Eat before you drink

You’ve definitely heard this before but having something to eat before you start drinking is very effective at slowing down how fast alcohol is absorbed into your body. 

Low or no alcohol drinks

Reducing your drinking can be as much about breaking habits as anything else. When you have the urge to have a drink or are in a social situation where others are drinking why not try a low or no alcohol drink instead of your usual. These drinks have improved alot in recent years and can be found in most supermarkets or pubs.


Join support groups 

Finding a group of people with similar experiences and goals can be a great help when trying to reduce or stop drinking. Coronavirus does make this harder but there are great online communities focussed on support and advice. 

Club Soda

Club Soda is an online resource that runs courses, events and social meet ups to help people manage their relationship with alcohol. They also have a Facebook group with nearly 10000 members where people post questions and personal experiences about their own relationship with alcohol. The group is judgement-free and a great source of support from people with shared experiences.

joinclubsoda.com


Worried about a friend/family member?

Are you worried that a friend or family member might be struggling with their alcohol use?

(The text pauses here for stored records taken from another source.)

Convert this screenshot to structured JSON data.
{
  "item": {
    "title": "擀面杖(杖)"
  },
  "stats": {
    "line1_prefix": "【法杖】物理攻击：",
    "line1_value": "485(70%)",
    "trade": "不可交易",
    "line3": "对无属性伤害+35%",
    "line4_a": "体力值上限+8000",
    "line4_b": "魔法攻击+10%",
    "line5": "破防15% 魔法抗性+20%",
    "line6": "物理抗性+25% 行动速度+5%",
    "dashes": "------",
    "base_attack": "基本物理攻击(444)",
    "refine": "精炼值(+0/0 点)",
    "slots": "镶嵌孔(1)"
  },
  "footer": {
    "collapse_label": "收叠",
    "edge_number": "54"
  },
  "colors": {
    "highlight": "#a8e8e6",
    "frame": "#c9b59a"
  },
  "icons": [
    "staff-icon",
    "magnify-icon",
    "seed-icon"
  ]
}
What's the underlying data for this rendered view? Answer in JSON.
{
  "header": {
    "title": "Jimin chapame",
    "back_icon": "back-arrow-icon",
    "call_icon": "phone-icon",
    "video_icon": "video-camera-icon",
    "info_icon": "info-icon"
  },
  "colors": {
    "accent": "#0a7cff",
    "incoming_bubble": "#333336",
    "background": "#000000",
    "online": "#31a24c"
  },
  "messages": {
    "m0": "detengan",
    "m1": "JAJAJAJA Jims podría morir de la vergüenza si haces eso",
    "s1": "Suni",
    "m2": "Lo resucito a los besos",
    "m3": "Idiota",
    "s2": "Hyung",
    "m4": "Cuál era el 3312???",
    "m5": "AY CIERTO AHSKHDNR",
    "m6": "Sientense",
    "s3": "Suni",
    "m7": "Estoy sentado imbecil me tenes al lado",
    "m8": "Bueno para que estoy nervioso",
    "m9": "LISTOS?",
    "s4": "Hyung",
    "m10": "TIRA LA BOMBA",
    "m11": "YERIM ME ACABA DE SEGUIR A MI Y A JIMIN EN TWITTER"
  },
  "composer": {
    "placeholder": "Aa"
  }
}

This can be a very hard time for everyone involved and starting a conversation around this can be tough. When engaging someone in conversation avoid criticism, making judgements and using labels such as "alcoholic". Try to ask open questions such as "I've noticed x, y or z, what do you think?" rather than "do you think you have a problem?"

Encourage the person to reach out to an organisation like us or use a drinking calculator to give them a better understanding of their own drinking.